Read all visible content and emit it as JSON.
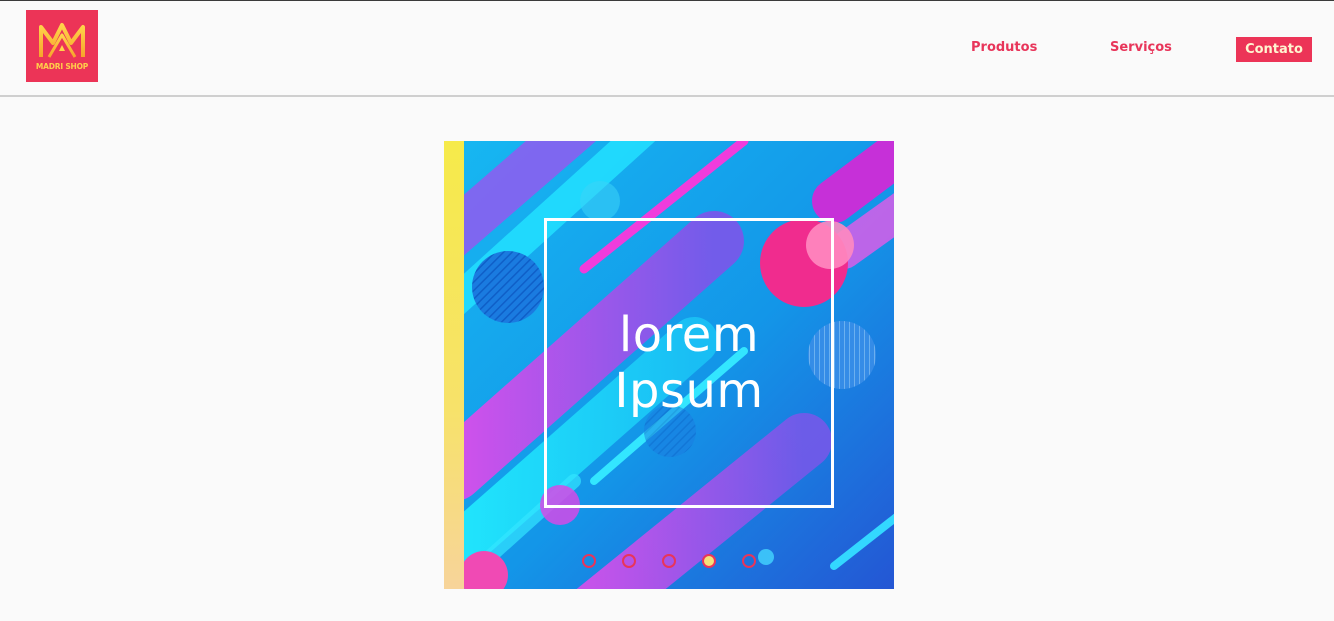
{
  "brand": {
    "name": "MADRI SHOP",
    "color": "#ec3457",
    "accent": "#ffcf4a"
  },
  "nav": {
    "items": [
      {
        "label": "Produtos"
      },
      {
        "label": "Serviços"
      },
      {
        "label": "Contato"
      }
    ]
  },
  "carousel": {
    "slide": {
      "line1": "lorem",
      "line2": "Ipsum"
    },
    "dot_count": 5,
    "active_index": 3
  }
}
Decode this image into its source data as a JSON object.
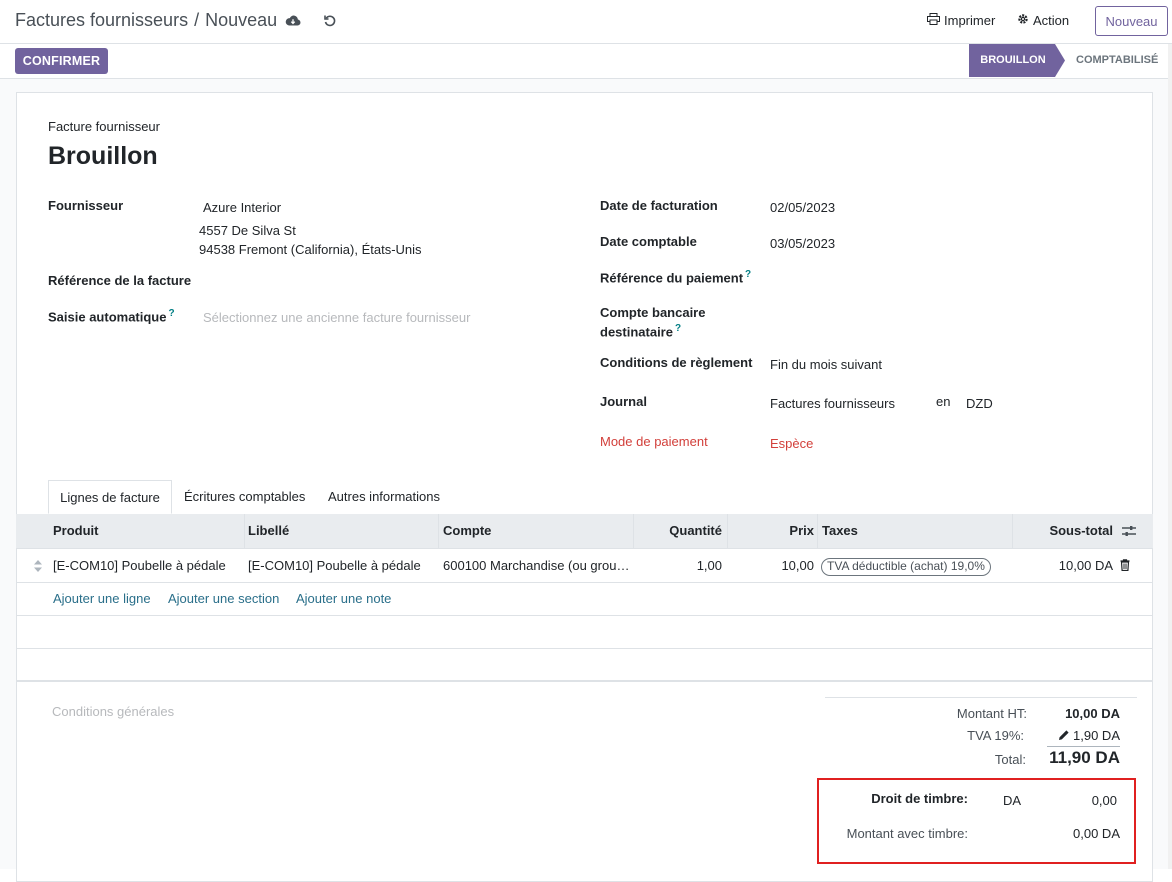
{
  "breadcrumb": {
    "parent": "Factures fournisseurs",
    "separator": "/",
    "current": "Nouveau"
  },
  "toolbar": {
    "print_label": "Imprimer",
    "action_label": "Action",
    "new_label": "Nouveau"
  },
  "statusbar": {
    "confirm_label": "CONFIRMER",
    "stage_active": "BROUILLON",
    "stage_next": "COMPTABILISÉ"
  },
  "form": {
    "doc_type": "Facture fournisseur",
    "title": "Brouillon",
    "left": {
      "vendor_label": "Fournisseur",
      "vendor_name": "Azure Interior",
      "vendor_street": "4557 De Silva St",
      "vendor_city": "94538 Fremont (California), États-Unis",
      "ref_label": "Référence de la facture",
      "auto_label": "Saisie automatique",
      "auto_help": "?",
      "auto_placeholder": "Sélectionnez une ancienne facture fournisseur"
    },
    "right": {
      "invoice_date_label": "Date de facturation",
      "invoice_date": "02/05/2023",
      "acc_date_label": "Date comptable",
      "acc_date": "03/05/2023",
      "payment_ref_label": "Référence du paiement",
      "payment_ref_help": "?",
      "bank_label_1": "Compte bancaire",
      "bank_label_2": "destinataire",
      "bank_help": "?",
      "terms_label": "Conditions de règlement",
      "terms": "Fin du mois suivant",
      "journal_label": "Journal",
      "journal": "Factures fournisseurs",
      "journal_in": "en",
      "currency": "DZD",
      "pay_mode_label": "Mode de paiement",
      "pay_mode": "Espèce"
    }
  },
  "tabs": [
    {
      "label": "Lignes de facture"
    },
    {
      "label": "Écritures comptables"
    },
    {
      "label": "Autres informations"
    }
  ],
  "table": {
    "headers": {
      "product": "Produit",
      "label": "Libellé",
      "account": "Compte",
      "qty": "Quantité",
      "price": "Prix",
      "taxes": "Taxes",
      "subtotal": "Sous-total"
    },
    "rows": [
      {
        "product": "[E-COM10] Poubelle à pédale",
        "label": "[E-COM10] Poubelle à pédale",
        "account": "600100 Marchandise (ou grou…",
        "qty": "1,00",
        "price": "10,00",
        "tax": "TVA déductible (achat) 19,0%",
        "subtotal": "10,00 DA"
      }
    ],
    "add_line": "Ajouter une ligne",
    "add_section": "Ajouter une section",
    "add_note": "Ajouter une note"
  },
  "footer": {
    "terms_placeholder": "Conditions générales",
    "amount_ht_label": "Montant HT:",
    "amount_ht": "10,00 DA",
    "tva_label": "TVA 19%:",
    "tva": "1,90 DA",
    "total_label": "Total:",
    "total": "11,90 DA",
    "stamp_label": "Droit de timbre:",
    "stamp_currency": "DA",
    "stamp_value": "0,00",
    "with_stamp_label": "Montant avec timbre:",
    "with_stamp_value": "0,00 DA"
  },
  "colors": {
    "primary": "#71639e",
    "link": "#017e84",
    "danger": "#d23f3a",
    "highlight_box": "#e02020"
  }
}
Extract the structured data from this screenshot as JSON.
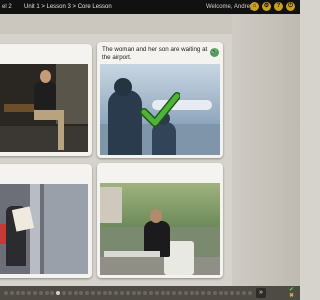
{
  "topbar": {
    "level_text": "el 2",
    "breadcrumb": "Unit 1 > Lesson 3 > Core Lesson",
    "welcome": "Welcome, Andrey",
    "icons": [
      "home-icon",
      "settings-icon",
      "help-icon",
      "exit-icon"
    ],
    "icon_glyphs": [
      "⌂",
      "⚙",
      "?",
      "⏻"
    ]
  },
  "cards": [
    {
      "caption": "",
      "image": "man-on-bench-photo"
    },
    {
      "caption": "The woman and her son are waiting at the airport.",
      "image": "man-and-boy-airport-photo",
      "audio_glyph": "🔊",
      "correct_mark": true
    },
    {
      "caption": "",
      "image": "woman-reading-paper-photo"
    },
    {
      "caption": "",
      "image": "woman-at-cafe-photo"
    }
  ],
  "bottombar": {
    "next_glyph": "»",
    "check_glyph": "✔",
    "cancel_glyph": "✖",
    "page_dots": 43,
    "active_dot": 9
  },
  "colors": {
    "topbar_bg": "#111111",
    "accent_gold": "#caa01e",
    "check_green": "#4fb33a",
    "audio_green": "#4ca04a"
  }
}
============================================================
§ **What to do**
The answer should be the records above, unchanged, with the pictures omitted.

§ **Finished task**
Read all visible content and emit it as JSON.
{
  "brand": {
    "name": "MADRI SHOP",
    "color": "#ec3457",
    "accent": "#ffcf4a"
  },
  "nav": {
    "items": [
      {
        "label": "Produtos"
      },
      {
        "label": "Serviços"
      },
      {
        "label": "Contato"
      }
    ]
  },
  "carousel": {
    "slide": {
      "line1": "lorem",
      "line2": "Ipsum"
    },
    "dot_count": 5,
    "active_index": 3
  }
}
Decode this image into its source data as a JSON object.
{
  "breadcrumb": {
    "parent": "Factures fournisseurs",
    "separator": "/",
    "current": "Nouveau"
  },
  "toolbar": {
    "print_label": "Imprimer",
    "action_label": "Action",
    "new_label": "Nouveau"
  },
  "statusbar": {
    "confirm_label": "CONFIRMER",
    "stage_active": "BROUILLON",
    "stage_next": "COMPTABILISÉ"
  },
  "form": {
    "doc_type": "Facture fournisseur",
    "title": "Brouillon",
    "left": {
      "vendor_label": "Fournisseur",
      "vendor_name": "Azure Interior",
      "vendor_street": "4557 De Silva St",
      "vendor_city": "94538 Fremont (California), États-Unis",
      "ref_label": "Référence de la facture",
      "auto_label": "Saisie automatique",
      "auto_help": "?",
      "auto_placeholder": "Sélectionnez une ancienne facture fournisseur"
    },
    "right": {
      "invoice_date_label": "Date de facturation",
      "invoice_date": "02/05/2023",
      "acc_date_label": "Date comptable",
      "acc_date": "03/05/2023",
      "payment_ref_label": "Référence du paiement",
      "payment_ref_help": "?",
      "bank_label_1": "Compte bancaire",
      "bank_label_2": "destinataire",
      "bank_help": "?",
      "terms_label": "Conditions de règlement",
      "terms": "Fin du mois suivant",
      "journal_label": "Journal",
      "journal": "Factures fournisseurs",
      "journal_in": "en",
      "currency": "DZD",
      "pay_mode_label": "Mode de paiement",
      "pay_mode": "Espèce"
    }
  },
  "tabs": [
    {
      "label": "Lignes de facture"
    },
    {
      "label": "Écritures comptables"
    },
    {
      "label": "Autres informations"
    }
  ],
  "table": {
    "headers": {
      "product": "Produit",
      "label": "Libellé",
      "account": "Compte",
      "qty": "Quantité",
      "price": "Prix",
      "taxes": "Taxes",
      "subtotal": "Sous-total"
    },
    "rows": [
      {
        "product": "[E-COM10] Poubelle à pédale",
        "label": "[E-COM10] Poubelle à pédale",
        "account": "600100 Marchandise (ou grou…",
        "qty": "1,00",
        "price": "10,00",
        "tax": "TVA déductible (achat) 19,0%",
        "subtotal": "10,00 DA"
      }
    ],
    "add_line": "Ajouter une ligne",
    "add_section": "Ajouter une section",
    "add_note": "Ajouter une note"
  },
  "footer": {
    "terms_placeholder": "Conditions générales",
    "amount_ht_label": "Montant HT:",
    "amount_ht": "10,00 DA",
    "tva_label": "TVA 19%:",
    "tva": "1,90 DA",
    "total_label": "Total:",
    "total": "11,90 DA",
    "stamp_label": "Droit de timbre:",
    "stamp_currency": "DA",
    "stamp_value": "0,00",
    "with_stamp_label": "Montant avec timbre:",
    "with_stamp_value": "0,00 DA"
  },
  "colors": {
    "primary": "#71639e",
    "link": "#017e84",
    "danger": "#d23f3a",
    "highlight_box": "#e02020"
  }
}
Extract the structured data from this screenshot as JSON.
{
  "topbar": {
    "level_text": "el 2",
    "breadcrumb": "Unit 1 > Lesson 3 > Core Lesson",
    "welcome": "Welcome, Andrey",
    "icons": [
      "home-icon",
      "settings-icon",
      "help-icon",
      "exit-icon"
    ],
    "icon_glyphs": [
      "⌂",
      "⚙",
      "?",
      "⏻"
    ]
  },
  "cards": [
    {
      "caption": "",
      "image": "man-on-bench-photo"
    },
    {
      "caption": "The woman and her son are waiting at the airport.",
      "image": "man-and-boy-airport-photo",
      "audio_glyph": "🔊",
      "correct_mark": true
    },
    {
      "caption": "",
      "image": "woman-reading-paper-photo"
    },
    {
      "caption": "",
      "image": "woman-at-cafe-photo"
    }
  ],
  "bottombar": {
    "next_glyph": "»",
    "check_glyph": "✔",
    "cancel_glyph": "✖",
    "page_dots": 43,
    "active_dot": 9
  },
  "colors": {
    "topbar_bg": "#111111",
    "accent_gold": "#caa01e",
    "check_green": "#4fb33a",
    "audio_green": "#4ca04a"
  }
}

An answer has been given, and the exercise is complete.